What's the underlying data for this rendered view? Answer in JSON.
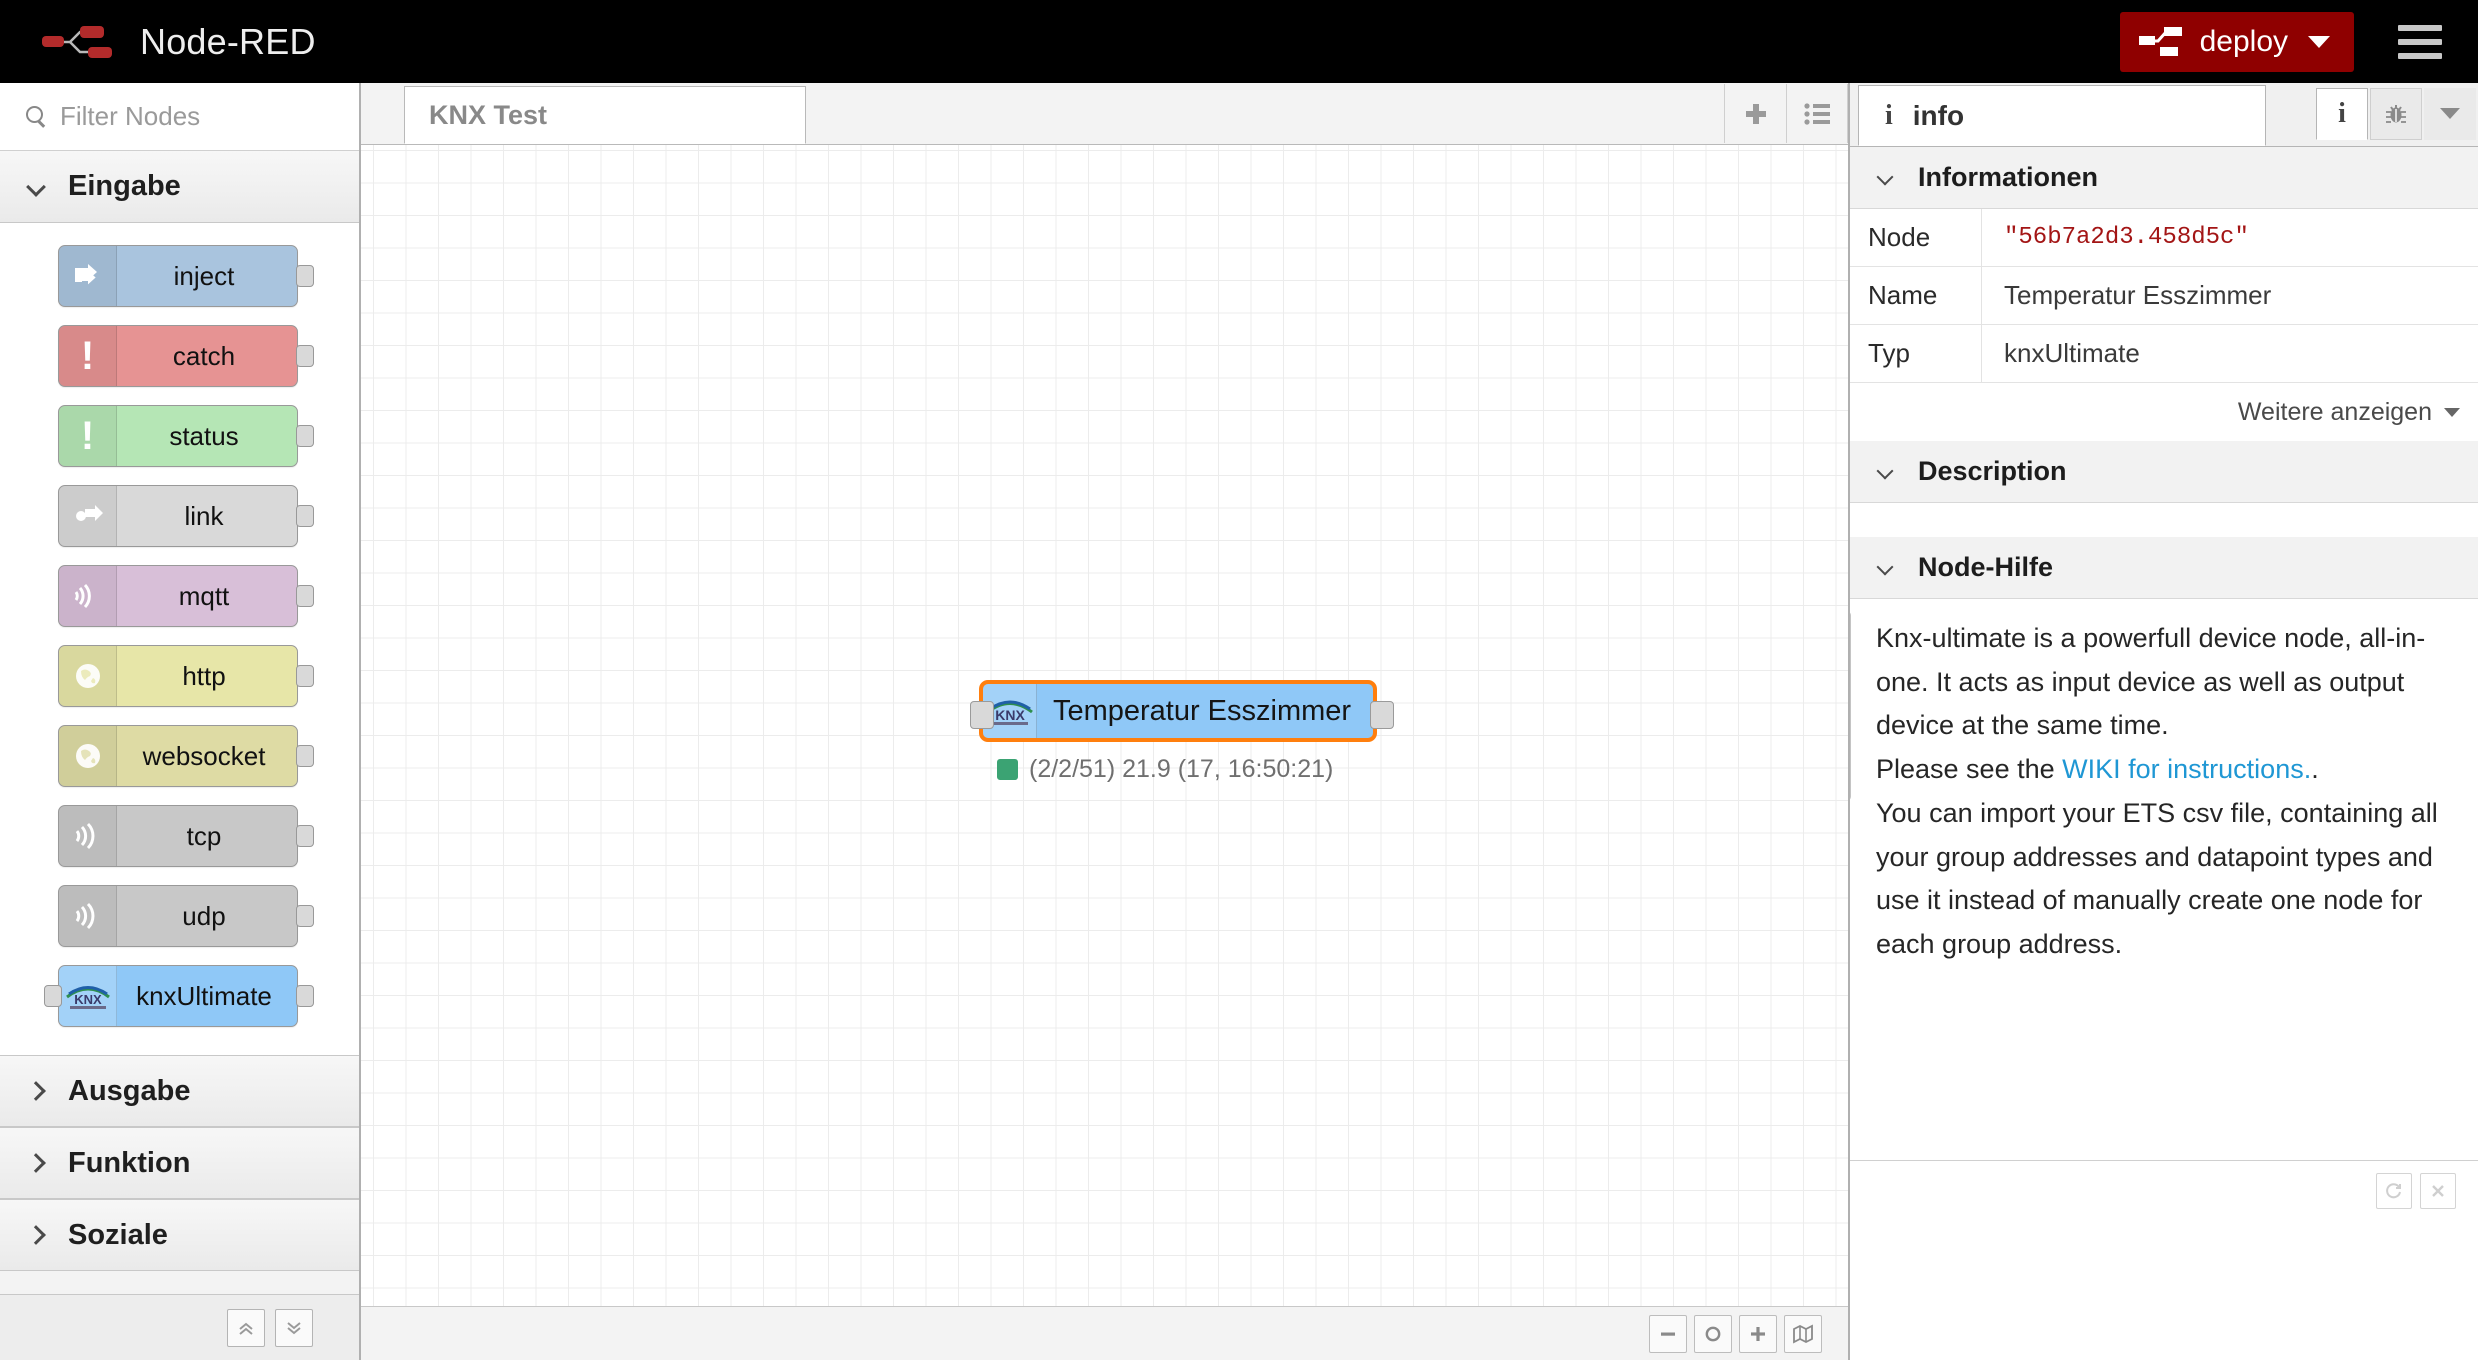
{
  "header": {
    "brand_title": "Node-RED",
    "deploy_label": "deploy",
    "deploy_color": "#8f0000",
    "menu_icon": "hamburger-menu-icon"
  },
  "palette": {
    "search_placeholder": "Filter Nodes",
    "search_value": "",
    "categories": [
      {
        "label": "Eingabe",
        "expanded": true,
        "nodes": [
          {
            "label": "inject",
            "color": "#a9c4de",
            "icon": "inject-arrow-icon",
            "glyph": "⇨",
            "has_input": false,
            "has_output": true
          },
          {
            "label": "catch",
            "color": "#e69393",
            "icon": "exclamation-icon",
            "glyph": "!",
            "has_input": false,
            "has_output": true
          },
          {
            "label": "status",
            "color": "#b5e6b5",
            "icon": "exclamation-icon",
            "glyph": "!",
            "has_input": false,
            "has_output": true
          },
          {
            "label": "link",
            "color": "#d9d9d9",
            "icon": "link-arrow-icon",
            "glyph": "⇨",
            "has_input": false,
            "has_output": true
          },
          {
            "label": "mqtt",
            "color": "#d8bfd8",
            "icon": "signal-wave-icon",
            "glyph": "))",
            "has_input": false,
            "has_output": true
          },
          {
            "label": "http",
            "color": "#e7e6a8",
            "icon": "globe-icon",
            "glyph": "🌍",
            "has_input": false,
            "has_output": true
          },
          {
            "label": "websocket",
            "color": "#dedba4",
            "icon": "globe-icon",
            "glyph": "🌍",
            "has_input": false,
            "has_output": true
          },
          {
            "label": "tcp",
            "color": "#c8c8c8",
            "icon": "signal-wave-icon",
            "glyph": "))",
            "has_input": false,
            "has_output": true
          },
          {
            "label": "udp",
            "color": "#c8c8c8",
            "icon": "signal-wave-icon",
            "glyph": "))",
            "has_input": false,
            "has_output": true
          },
          {
            "label": "knxUltimate",
            "color": "#8fc8f7",
            "icon": "knx-logo-icon",
            "glyph": "KNX",
            "has_input": true,
            "has_output": true
          }
        ]
      },
      {
        "label": "Ausgabe",
        "expanded": false,
        "nodes": []
      },
      {
        "label": "Funktion",
        "expanded": false,
        "nodes": []
      },
      {
        "label": "Soziale",
        "expanded": false,
        "nodes": []
      }
    ],
    "footer": {
      "collapse_all_icon": "chevron-double-up-icon",
      "expand_all_icon": "chevron-double-down-icon"
    }
  },
  "workspace": {
    "tabs": [
      {
        "label": "KNX Test",
        "active": true
      }
    ],
    "add_tab_icon": "plus-icon",
    "list_tabs_icon": "list-icon",
    "node": {
      "name": "Temperatur Esszimmer",
      "icon": "knx-logo-icon",
      "icon_text": "KNX",
      "selected": true,
      "select_color": "#ff7f0e",
      "fill_color": "#8fc8f7",
      "status_text": "(2/2/51) 21.9 (17, 16:50:21)",
      "status_dot_color": "#3ba373"
    },
    "toolbar": {
      "zoom_out_icon": "minus-icon",
      "zoom_reset_icon": "circle-icon",
      "zoom_in_icon": "plus-icon",
      "navigator_icon": "map-icon"
    }
  },
  "sidebar": {
    "tab": {
      "label": "info",
      "icon": "info-i-icon"
    },
    "buttons": [
      {
        "name": "info-tab-button",
        "icon": "info-i-icon",
        "active": true
      },
      {
        "name": "debug-tab-button",
        "icon": "bug-icon",
        "active": false
      },
      {
        "name": "more-tabs-button",
        "icon": "caret-down-icon",
        "active": false
      }
    ],
    "sections": [
      {
        "id": "informationen",
        "label": "Informationen",
        "expanded": true
      },
      {
        "id": "description",
        "label": "Description",
        "expanded": true
      },
      {
        "id": "node_help",
        "label": "Node-Hilfe",
        "expanded": true
      }
    ],
    "info_table": {
      "rows": [
        {
          "key": "Node",
          "value": "\"56b7a2d3.458d5c\"",
          "is_code": true
        },
        {
          "key": "Name",
          "value": "Temperatur Esszimmer",
          "is_code": false
        },
        {
          "key": "Typ",
          "value": "knxUltimate",
          "is_code": false
        }
      ],
      "show_more_label": "Weitere anzeigen"
    },
    "help": {
      "paragraph_1": "Knx-ultimate is a powerfull device node, all-in-one. It acts as input device as well as output device at the same time.",
      "paragraph_2_prefix": "Please see the ",
      "paragraph_2_link": "WIKI for instructions.",
      "paragraph_2_suffix": ".",
      "paragraph_3": "You can import your ETS csv file, containing all your group addresses and datapoint types and use it instead of manually create one node for each group address.",
      "link_color": "#1f97d4"
    },
    "footer": {
      "refresh_icon": "refresh-icon",
      "close_icon": "close-x-icon"
    }
  }
}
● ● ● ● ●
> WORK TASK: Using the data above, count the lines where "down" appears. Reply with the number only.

> RESPONSE TO THIS EXERCISE: 2